The Arizona legislature passed a bill that protects anonymous political spending Thursday, less than a month after Tempe, Arizona, residents voted overwhelmingly to increase transparency on that type of spending in local elections. The battle between city and state opens a new front in the national debate over so-called “dark money” in politics; it's also the first time a state has moved to ban local governments from shining light on secret spending. This type of spending is most consequential at the local level, experts say, because since local elections are relatively cheap and receive little media coverage, ads or mailers backed by just a few thousand dollars of dark money can easily dominate a campaign. More than 90 percent of Tempe voters cast ballots for an amendment to the city’s charter requiring all groups spending more than $1,000 on local races to disclose their donors in March. In response, the Republican-controlled Arizona Legislature passed a bill last week that bans local governments from requiring non-profit groups, the most common dark money vehicles, to disclose the source of their funding. Thanks to the U.S. Supreme Court’s 2010 Citizens United decision, these groups can spend an unlimited amount of money on elections, so long as they don’t coordinate with candidates and their parties. Anonymous spending has surged. As a result, cities and states have passed their own political disclosure laws. Denver and Philadelphia, for example, have passed laws requiring disclosure of dark money.
Note: South Dakota citizens also voted for tougher ethics laws, only to have this reversed by the state's Republicans. For more along these lines, see concise summaries of deeply revealing elections corruption news articles from reliable major media sources.

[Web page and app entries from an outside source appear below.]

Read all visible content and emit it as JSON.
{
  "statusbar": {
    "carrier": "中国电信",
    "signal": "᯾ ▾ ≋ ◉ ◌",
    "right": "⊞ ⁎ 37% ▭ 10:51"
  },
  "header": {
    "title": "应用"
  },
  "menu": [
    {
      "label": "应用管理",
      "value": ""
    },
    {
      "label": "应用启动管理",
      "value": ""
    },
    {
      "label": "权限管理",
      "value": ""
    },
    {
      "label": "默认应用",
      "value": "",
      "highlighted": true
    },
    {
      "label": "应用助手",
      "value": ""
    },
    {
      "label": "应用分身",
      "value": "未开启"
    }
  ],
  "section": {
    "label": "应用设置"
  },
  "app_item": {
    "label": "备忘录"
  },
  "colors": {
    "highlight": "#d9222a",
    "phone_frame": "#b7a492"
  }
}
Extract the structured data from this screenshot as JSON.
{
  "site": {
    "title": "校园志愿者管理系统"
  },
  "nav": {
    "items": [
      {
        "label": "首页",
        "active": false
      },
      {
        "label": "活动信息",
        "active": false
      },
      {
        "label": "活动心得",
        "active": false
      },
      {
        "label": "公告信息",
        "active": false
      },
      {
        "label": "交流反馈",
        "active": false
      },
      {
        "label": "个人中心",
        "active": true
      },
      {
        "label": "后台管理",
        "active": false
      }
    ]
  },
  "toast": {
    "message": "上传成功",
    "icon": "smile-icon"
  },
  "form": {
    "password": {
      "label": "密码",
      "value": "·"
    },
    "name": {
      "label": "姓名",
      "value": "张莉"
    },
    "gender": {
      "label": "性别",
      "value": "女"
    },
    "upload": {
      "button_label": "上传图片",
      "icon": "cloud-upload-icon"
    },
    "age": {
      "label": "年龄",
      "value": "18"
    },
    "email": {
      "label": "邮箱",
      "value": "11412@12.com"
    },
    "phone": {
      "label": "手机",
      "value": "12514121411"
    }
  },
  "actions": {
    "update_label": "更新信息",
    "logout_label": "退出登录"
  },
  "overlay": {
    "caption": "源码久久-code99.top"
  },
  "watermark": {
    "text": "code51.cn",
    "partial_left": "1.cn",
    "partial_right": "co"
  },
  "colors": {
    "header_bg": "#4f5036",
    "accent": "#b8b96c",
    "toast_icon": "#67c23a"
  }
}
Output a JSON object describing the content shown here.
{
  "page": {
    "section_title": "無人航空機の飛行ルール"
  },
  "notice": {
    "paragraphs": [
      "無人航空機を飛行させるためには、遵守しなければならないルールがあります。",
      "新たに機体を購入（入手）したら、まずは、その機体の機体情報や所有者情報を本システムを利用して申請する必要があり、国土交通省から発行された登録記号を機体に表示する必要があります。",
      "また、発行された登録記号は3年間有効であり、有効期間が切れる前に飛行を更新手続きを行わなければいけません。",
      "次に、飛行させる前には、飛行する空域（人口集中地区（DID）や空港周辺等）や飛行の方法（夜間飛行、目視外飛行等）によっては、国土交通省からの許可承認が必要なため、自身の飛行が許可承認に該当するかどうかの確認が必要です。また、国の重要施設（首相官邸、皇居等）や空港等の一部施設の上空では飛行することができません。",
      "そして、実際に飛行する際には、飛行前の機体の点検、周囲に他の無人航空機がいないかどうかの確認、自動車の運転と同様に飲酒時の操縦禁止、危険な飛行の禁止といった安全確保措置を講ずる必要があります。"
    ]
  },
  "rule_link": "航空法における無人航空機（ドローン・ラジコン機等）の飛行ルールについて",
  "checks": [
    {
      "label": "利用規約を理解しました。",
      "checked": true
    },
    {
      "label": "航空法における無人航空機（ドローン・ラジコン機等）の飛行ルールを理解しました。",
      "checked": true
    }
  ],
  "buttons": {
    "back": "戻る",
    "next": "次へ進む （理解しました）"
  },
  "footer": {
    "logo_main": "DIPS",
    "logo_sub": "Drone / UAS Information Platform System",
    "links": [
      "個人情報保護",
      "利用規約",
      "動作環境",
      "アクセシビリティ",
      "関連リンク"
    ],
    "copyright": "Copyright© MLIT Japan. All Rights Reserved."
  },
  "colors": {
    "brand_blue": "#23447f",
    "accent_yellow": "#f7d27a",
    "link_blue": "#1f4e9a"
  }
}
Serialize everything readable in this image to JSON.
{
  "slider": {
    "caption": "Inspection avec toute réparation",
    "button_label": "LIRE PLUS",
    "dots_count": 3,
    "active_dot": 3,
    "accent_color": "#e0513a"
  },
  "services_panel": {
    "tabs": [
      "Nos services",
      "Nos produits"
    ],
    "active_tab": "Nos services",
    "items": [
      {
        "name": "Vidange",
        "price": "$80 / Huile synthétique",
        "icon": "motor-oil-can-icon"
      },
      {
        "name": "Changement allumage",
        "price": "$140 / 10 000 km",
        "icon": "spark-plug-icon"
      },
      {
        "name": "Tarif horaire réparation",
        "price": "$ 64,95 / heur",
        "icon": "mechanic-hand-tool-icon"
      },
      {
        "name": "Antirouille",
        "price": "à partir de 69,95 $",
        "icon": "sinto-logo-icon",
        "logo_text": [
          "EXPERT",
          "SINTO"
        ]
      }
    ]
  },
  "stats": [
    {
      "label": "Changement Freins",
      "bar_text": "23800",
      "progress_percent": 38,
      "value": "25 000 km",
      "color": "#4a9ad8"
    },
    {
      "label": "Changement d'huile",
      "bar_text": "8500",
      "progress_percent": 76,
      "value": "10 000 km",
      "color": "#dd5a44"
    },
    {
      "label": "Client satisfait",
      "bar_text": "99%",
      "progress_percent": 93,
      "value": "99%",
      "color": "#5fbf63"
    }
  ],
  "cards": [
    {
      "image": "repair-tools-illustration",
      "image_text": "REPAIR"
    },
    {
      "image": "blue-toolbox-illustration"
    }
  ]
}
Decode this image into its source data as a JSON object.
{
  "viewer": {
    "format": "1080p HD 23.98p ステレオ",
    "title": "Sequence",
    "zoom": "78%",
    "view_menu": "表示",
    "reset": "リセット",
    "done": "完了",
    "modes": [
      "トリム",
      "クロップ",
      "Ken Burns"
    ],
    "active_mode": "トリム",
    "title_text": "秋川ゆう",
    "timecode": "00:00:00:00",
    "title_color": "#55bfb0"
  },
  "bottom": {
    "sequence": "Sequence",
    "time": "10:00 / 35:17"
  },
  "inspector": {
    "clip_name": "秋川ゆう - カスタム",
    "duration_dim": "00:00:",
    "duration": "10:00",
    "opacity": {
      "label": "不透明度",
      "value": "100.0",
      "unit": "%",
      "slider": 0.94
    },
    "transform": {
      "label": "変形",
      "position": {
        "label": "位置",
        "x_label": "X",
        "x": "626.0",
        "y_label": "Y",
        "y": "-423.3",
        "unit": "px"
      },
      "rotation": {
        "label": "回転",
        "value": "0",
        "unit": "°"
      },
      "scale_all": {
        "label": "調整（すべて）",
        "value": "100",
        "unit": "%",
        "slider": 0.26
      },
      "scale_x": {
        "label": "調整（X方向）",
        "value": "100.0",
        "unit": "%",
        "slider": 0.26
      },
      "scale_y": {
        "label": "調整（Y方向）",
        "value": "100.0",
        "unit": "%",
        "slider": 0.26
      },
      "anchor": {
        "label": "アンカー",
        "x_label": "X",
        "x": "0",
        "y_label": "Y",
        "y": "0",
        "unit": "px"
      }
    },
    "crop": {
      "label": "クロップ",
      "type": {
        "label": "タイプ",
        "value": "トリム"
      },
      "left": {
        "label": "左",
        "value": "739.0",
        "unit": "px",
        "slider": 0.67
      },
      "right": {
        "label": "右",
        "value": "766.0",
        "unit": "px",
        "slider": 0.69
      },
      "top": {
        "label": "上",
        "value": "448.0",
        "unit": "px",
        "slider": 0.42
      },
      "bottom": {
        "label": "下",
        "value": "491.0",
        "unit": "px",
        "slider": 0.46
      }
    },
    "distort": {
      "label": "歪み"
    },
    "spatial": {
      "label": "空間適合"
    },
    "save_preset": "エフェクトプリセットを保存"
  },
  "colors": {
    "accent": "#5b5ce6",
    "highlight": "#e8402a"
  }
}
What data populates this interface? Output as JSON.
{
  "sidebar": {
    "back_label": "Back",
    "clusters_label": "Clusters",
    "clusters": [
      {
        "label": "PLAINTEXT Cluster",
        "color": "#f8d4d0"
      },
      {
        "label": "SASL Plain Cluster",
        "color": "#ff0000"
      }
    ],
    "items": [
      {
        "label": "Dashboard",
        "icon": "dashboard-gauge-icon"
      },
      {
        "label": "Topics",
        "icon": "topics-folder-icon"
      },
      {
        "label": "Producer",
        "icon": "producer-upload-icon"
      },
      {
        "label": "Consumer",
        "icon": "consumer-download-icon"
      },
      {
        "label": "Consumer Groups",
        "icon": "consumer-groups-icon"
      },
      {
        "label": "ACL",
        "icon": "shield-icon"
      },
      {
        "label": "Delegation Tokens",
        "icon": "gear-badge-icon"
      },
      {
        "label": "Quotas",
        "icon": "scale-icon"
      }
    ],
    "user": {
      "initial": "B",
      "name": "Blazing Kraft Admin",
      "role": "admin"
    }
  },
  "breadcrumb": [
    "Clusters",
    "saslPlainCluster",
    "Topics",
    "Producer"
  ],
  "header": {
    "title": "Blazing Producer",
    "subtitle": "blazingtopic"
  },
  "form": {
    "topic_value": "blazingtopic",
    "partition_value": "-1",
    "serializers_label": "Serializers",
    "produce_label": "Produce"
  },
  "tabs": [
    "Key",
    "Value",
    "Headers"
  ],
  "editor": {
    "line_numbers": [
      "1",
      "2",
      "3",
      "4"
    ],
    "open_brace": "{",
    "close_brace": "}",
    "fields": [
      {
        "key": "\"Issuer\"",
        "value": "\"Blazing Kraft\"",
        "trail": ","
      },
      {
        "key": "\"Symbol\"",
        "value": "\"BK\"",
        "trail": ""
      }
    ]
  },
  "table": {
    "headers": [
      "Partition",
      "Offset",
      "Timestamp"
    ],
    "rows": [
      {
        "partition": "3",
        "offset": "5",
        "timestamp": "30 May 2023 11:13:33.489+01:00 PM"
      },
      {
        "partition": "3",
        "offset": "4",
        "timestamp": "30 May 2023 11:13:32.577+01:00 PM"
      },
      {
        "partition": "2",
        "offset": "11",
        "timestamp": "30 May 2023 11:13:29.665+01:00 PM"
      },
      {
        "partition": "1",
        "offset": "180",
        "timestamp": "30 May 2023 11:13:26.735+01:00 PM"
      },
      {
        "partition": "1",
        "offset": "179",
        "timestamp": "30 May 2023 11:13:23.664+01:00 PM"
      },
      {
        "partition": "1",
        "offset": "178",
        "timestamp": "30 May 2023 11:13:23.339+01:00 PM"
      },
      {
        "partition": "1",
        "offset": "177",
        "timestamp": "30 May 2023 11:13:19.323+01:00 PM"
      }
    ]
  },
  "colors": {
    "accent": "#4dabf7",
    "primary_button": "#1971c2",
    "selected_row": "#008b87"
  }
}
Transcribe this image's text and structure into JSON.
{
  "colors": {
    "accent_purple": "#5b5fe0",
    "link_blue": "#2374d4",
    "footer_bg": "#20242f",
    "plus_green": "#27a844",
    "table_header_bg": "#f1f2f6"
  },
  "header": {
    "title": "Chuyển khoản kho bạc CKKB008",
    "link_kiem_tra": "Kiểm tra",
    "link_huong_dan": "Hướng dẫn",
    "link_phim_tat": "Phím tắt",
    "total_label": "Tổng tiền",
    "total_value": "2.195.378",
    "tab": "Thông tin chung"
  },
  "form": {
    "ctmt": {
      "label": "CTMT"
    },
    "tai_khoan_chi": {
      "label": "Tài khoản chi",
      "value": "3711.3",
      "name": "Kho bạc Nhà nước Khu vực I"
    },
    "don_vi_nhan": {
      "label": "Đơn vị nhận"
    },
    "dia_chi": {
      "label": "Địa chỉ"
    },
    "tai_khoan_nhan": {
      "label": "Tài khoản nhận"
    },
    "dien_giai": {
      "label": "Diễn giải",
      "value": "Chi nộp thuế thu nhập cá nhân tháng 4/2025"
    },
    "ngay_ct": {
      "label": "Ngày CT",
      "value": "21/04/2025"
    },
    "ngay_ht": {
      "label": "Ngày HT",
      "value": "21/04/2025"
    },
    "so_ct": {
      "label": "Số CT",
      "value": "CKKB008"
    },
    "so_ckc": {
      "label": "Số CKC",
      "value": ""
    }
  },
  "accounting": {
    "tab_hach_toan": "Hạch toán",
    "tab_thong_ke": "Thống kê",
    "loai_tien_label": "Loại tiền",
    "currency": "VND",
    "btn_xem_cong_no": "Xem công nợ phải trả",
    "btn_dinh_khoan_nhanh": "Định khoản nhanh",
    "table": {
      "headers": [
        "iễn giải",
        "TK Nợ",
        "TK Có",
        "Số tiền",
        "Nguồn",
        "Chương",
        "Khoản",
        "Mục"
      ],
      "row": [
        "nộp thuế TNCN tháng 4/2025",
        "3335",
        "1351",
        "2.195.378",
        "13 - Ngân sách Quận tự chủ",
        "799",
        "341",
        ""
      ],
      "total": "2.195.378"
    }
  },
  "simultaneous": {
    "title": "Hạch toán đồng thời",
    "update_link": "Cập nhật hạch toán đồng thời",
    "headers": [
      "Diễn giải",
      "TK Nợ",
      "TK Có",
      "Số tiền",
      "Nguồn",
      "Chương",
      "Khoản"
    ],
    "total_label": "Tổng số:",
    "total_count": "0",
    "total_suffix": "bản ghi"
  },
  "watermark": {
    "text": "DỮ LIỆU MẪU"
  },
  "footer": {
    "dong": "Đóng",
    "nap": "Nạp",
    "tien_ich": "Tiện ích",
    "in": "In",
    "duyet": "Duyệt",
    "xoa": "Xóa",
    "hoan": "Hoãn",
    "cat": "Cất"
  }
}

Important Note: Explore our full index to revealing excerpts of key major media news articles on several dozen engaging topics. And don't miss amazing excerpts from 20 of the most revealing news articles ever published.